*** DATA SUPPLIED ***

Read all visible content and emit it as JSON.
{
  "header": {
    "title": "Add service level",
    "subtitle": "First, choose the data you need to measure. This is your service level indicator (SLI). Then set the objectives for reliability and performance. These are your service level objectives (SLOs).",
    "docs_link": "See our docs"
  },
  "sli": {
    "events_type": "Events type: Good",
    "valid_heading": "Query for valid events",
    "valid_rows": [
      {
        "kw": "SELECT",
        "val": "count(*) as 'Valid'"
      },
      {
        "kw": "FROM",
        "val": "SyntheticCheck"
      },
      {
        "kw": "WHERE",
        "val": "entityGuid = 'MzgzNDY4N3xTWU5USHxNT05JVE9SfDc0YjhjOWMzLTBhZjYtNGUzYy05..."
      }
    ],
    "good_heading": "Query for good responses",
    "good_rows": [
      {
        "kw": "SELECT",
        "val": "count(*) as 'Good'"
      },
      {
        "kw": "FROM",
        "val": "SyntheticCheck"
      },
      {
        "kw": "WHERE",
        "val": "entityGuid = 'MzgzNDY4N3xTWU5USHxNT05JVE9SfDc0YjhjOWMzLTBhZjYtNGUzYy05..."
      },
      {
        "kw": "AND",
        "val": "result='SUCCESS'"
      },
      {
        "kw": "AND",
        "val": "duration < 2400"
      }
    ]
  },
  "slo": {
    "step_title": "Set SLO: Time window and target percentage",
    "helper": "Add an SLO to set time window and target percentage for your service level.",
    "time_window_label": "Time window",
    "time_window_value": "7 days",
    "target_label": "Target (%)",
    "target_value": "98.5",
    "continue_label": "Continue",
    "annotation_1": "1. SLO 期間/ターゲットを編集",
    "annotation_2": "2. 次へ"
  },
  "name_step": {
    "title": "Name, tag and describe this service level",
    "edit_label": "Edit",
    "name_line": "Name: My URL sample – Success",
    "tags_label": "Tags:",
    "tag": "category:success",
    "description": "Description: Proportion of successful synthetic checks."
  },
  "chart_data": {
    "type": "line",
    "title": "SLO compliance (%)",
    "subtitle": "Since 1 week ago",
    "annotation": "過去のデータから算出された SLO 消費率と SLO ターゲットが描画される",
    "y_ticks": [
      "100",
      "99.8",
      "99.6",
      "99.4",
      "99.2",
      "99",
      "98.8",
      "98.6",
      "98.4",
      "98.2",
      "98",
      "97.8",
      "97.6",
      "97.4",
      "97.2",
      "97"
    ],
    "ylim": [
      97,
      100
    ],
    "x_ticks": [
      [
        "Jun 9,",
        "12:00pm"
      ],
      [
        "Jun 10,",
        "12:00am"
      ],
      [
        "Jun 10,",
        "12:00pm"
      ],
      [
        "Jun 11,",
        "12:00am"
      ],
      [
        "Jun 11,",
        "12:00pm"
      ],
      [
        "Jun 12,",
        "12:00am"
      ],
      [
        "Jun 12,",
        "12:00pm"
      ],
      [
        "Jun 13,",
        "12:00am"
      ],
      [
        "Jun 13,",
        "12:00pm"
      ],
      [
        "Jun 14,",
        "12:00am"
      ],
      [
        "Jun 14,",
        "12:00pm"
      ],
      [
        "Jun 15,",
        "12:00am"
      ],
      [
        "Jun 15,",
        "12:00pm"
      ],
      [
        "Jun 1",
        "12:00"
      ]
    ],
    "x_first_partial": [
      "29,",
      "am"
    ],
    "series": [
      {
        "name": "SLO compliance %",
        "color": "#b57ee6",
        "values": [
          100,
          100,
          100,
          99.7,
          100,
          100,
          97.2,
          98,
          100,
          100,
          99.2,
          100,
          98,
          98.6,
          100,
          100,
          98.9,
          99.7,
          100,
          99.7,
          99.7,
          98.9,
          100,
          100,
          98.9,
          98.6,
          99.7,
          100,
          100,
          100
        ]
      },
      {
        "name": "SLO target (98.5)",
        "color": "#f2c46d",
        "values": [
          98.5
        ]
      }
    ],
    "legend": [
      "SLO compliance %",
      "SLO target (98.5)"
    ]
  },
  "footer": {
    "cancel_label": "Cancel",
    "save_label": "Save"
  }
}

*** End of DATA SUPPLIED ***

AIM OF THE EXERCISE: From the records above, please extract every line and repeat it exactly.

SOLUTION:
Read all visible content and emit it as JSON.
{
  "header": {
    "title": "Add service level",
    "subtitle": "First, choose the data you need to measure. This is your service level indicator (SLI). Then set the objectives for reliability and performance. These are your service level objectives (SLOs).",
    "docs_link": "See our docs"
  },
  "sli": {
    "events_type": "Events type: Good",
    "valid_heading": "Query for valid events",
    "valid_rows": [
      {
        "kw": "SELECT",
        "val": "count(*) as 'Valid'"
      },
      {
        "kw": "FROM",
        "val": "SyntheticCheck"
      },
      {
        "kw": "WHERE",
        "val": "entityGuid = 'MzgzNDY4N3xTWU5USHxNT05JVE9SfDc0YjhjOWMzLTBhZjYtNGUzYy05..."
      }
    ],
    "good_heading": "Query for good responses",
    "good_rows": [
      {
        "kw": "SELECT",
        "val": "count(*) as 'Good'"
      },
      {
        "kw": "FROM",
        "val": "SyntheticCheck"
      },
      {
        "kw": "WHERE",
        "val": "entityGuid = 'MzgzNDY4N3xTWU5USHxNT05JVE9SfDc0YjhjOWMzLTBhZjYtNGUzYy05..."
      },
      {
        "kw": "AND",
        "val": "result='SUCCESS'"
      },
      {
        "kw": "AND",
        "val": "duration < 2400"
      }
    ]
  },
  "slo": {
    "step_title": "Set SLO: Time window and target percentage",
    "helper": "Add an SLO to set time window and target percentage for your service level.",
    "time_window_label": "Time window",
    "time_window_value": "7 days",
    "target_label": "Target (%)",
    "target_value": "98.5",
    "continue_label": "Continue",
    "annotation_1": "1. SLO 期間/ターゲットを編集",
    "annotation_2": "2. 次へ"
  },
  "name_step": {
    "title": "Name, tag and describe this service level",
    "edit_label": "Edit",
    "name_line": "Name: My URL sample – Success",
    "tags_label": "Tags:",
    "tag": "category:success",
    "description": "Description: Proportion of successful synthetic checks."
  },
  "chart_data": {
    "type": "line",
    "title": "SLO compliance (%)",
    "subtitle": "Since 1 week ago",
    "annotation": "過去のデータから算出された SLO 消費率と SLO ターゲットが描画される",
    "y_ticks": [
      "100",
      "99.8",
      "99.6",
      "99.4",
      "99.2",
      "99",
      "98.8",
      "98.6",
      "98.4",
      "98.2",
      "98",
      "97.8",
      "97.6",
      "97.4",
      "97.2",
      "97"
    ],
    "ylim": [
      97,
      100
    ],
    "x_ticks": [
      [
        "Jun 9,",
        "12:00pm"
      ],
      [
        "Jun 10,",
        "12:00am"
      ],
      [
        "Jun 10,",
        "12:00pm"
      ],
      [
        "Jun 11,",
        "12:00am"
      ],
      [
        "Jun 11,",
        "12:00pm"
      ],
      [
        "Jun 12,",
        "12:00am"
      ],
      [
        "Jun 12,",
        "12:00pm"
      ],
      [
        "Jun 13,",
        "12:00am"
      ],
      [
        "Jun 13,",
        "12:00pm"
      ],
      [
        "Jun 14,",
        "12:00am"
      ],
      [
        "Jun 14,",
        "12:00pm"
      ],
      [
        "Jun 15,",
        "12:00am"
      ],
      [
        "Jun 15,",
        "12:00pm"
      ],
      [
        "Jun 1",
        "12:00"
      ]
    ],
    "x_first_partial": [
      "29,",
      "am"
    ],
    "series": [
      {
        "name": "SLO compliance %",
        "color": "#b57ee6",
        "values": [
          100,
          100,
          100,
          99.7,
          100,
          100,
          97.2,
          98,
          100,
          100,
          99.2,
          100,
          98,
          98.6,
          100,
          100,
          98.9,
          99.7,
          100,
          99.7,
          99.7,
          98.9,
          100,
          100,
          98.9,
          98.6,
          99.7,
          100,
          100,
          100
        ]
      },
      {
        "name": "SLO target (98.5)",
        "color": "#f2c46d",
        "values": [
          98.5
        ]
      }
    ],
    "legend": [
      "SLO compliance %",
      "SLO target (98.5)"
    ]
  },
  "footer": {
    "cancel_label": "Cancel",
    "save_label": "Save"
  }
}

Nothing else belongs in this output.